‘Green’ corrosion inhibitors derived from plant materials provide environmentally friendly alternatives to conventional corrosion inhibitors. They are also much cheaper if using a biomass waste stream or abundant plant material as the source material. There are many examples in literature of different trials, from henna leaves to celery seeds to banana peel. Although it is known that extracts contain electron-rich polar atoms such as N, O, S and P which make them potentially effective inhibitors, it is difficult to predict on a molecular basis what will work well and what will not, since many interacting factors may be at play in complementary interactions. To assist in predicting the inhibition efficiency of inhibitors under varying conditions and choosing the most effective, what is needed is a short-term test which will obviate the need for tedious weight loss experiments. The Electrochemical Noise Method (ENM) uses the natural fluctuations which arise during electrochemical activity to gain information about the corrosion process. Using ENM is quick and non-intrusive method which makes it ideal for screening. Hence a rig has been designed and manufactured which allows for measurement to be made in stirred as well as static conditions and minimises the occurrence of crevice corrosion at the electrodes. Crevice corrosion is a hazard for ENM electrodes when trying to make a comparison with corrosion inhibition calculated using the standard weight loss measurement after immersion (WLM) method. For these preliminary trials we are exploring corrosion of mild steel in HCl in both stirred and unstirred conditions at room temperature. Results are presented comparing ENM measurements with conventional WLM for both Propargyl Alcohol (a conventional industrial corrosion inhibitor) and broccoli extract. Our results suggest that stirring does not make any difference to the noise measured in ENM. The amount of material lost calculated by ENM and WLM (Rn and weight loss values) can be directly compared and show close comparison.

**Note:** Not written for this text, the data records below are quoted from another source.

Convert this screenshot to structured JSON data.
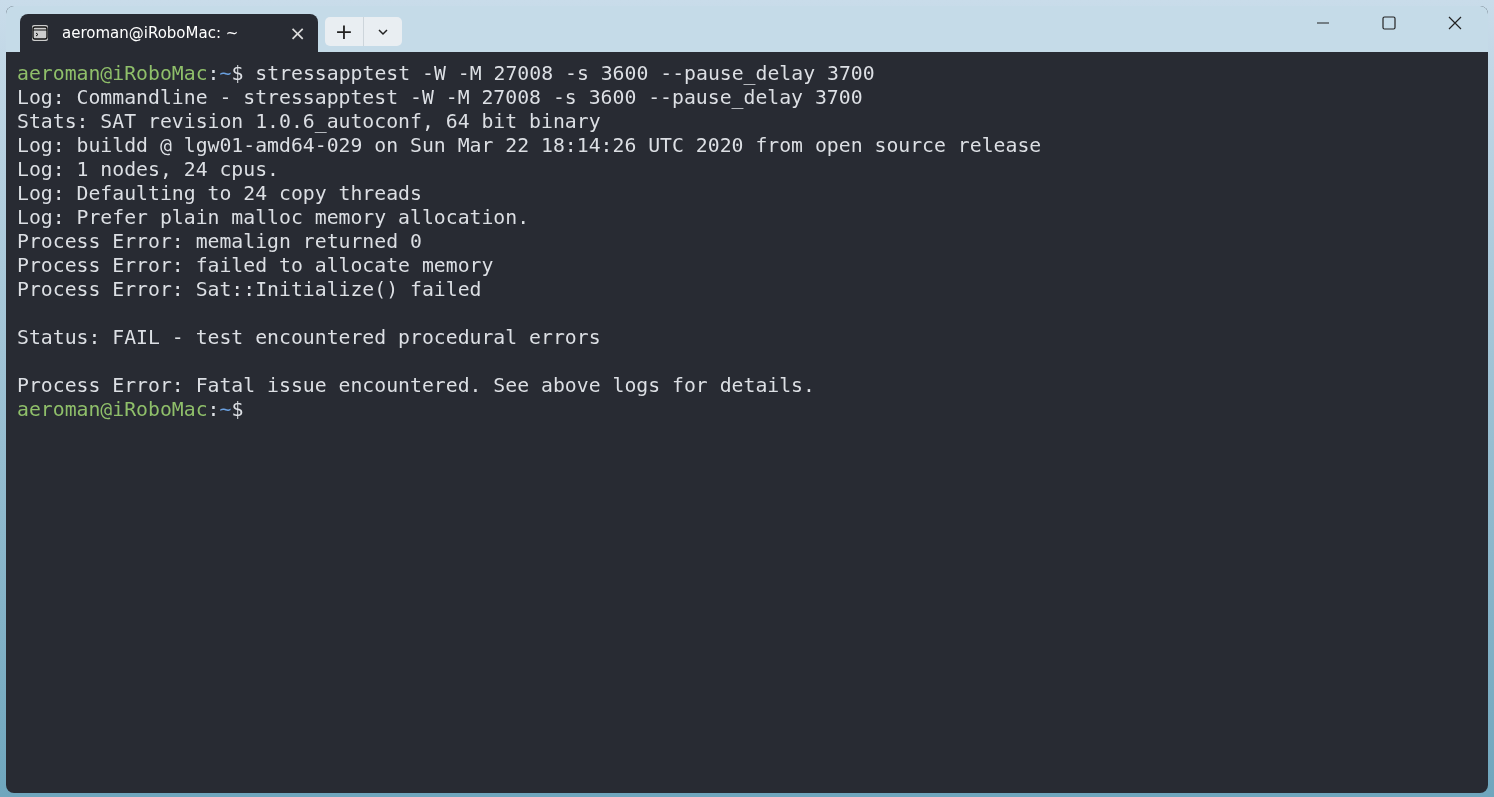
{
  "tabs": [
    {
      "title": "aeroman@iRoboMac: ~",
      "selected": true,
      "close": "×"
    }
  ],
  "new_tab": "+",
  "terminal": {
    "lines": [
      {
        "kind": "prompt",
        "user": "aeroman@iRoboMac",
        "separator": ":",
        "path": "~",
        "symbol": "$",
        "command": "stressapptest -W -M 27008 -s 3600 --pause_delay 3700"
      },
      {
        "kind": "output",
        "text": "Log: Commandline - stressapptest -W -M 27008 -s 3600 --pause_delay 3700"
      },
      {
        "kind": "output",
        "text": "Stats: SAT revision 1.0.6_autoconf, 64 bit binary"
      },
      {
        "kind": "output",
        "text": "Log: buildd @ lgw01-amd64-029 on Sun Mar 22 18:14:26 UTC 2020 from open source release"
      },
      {
        "kind": "output",
        "text": "Log: 1 nodes, 24 cpus."
      },
      {
        "kind": "output",
        "text": "Log: Defaulting to 24 copy threads"
      },
      {
        "kind": "output",
        "text": "Log: Prefer plain malloc memory allocation."
      },
      {
        "kind": "output",
        "text": "Process Error: memalign returned 0"
      },
      {
        "kind": "output",
        "text": "Process Error: failed to allocate memory"
      },
      {
        "kind": "output",
        "text": "Process Error: Sat::Initialize() failed"
      },
      {
        "kind": "blank"
      },
      {
        "kind": "output",
        "text": "Status: FAIL - test encountered procedural errors"
      },
      {
        "kind": "blank"
      },
      {
        "kind": "output",
        "text": "Process Error: Fatal issue encountered. See above logs for details."
      },
      {
        "kind": "prompt",
        "user": "aeroman@iRoboMac",
        "separator": ":",
        "path": "~",
        "symbol": "$"
      }
    ]
  }
}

It seems likely that as a way of assessing inhibitors quickly (which is particularly important in the testing of "green" inhibitors) that this ENM approach has a lot to offer.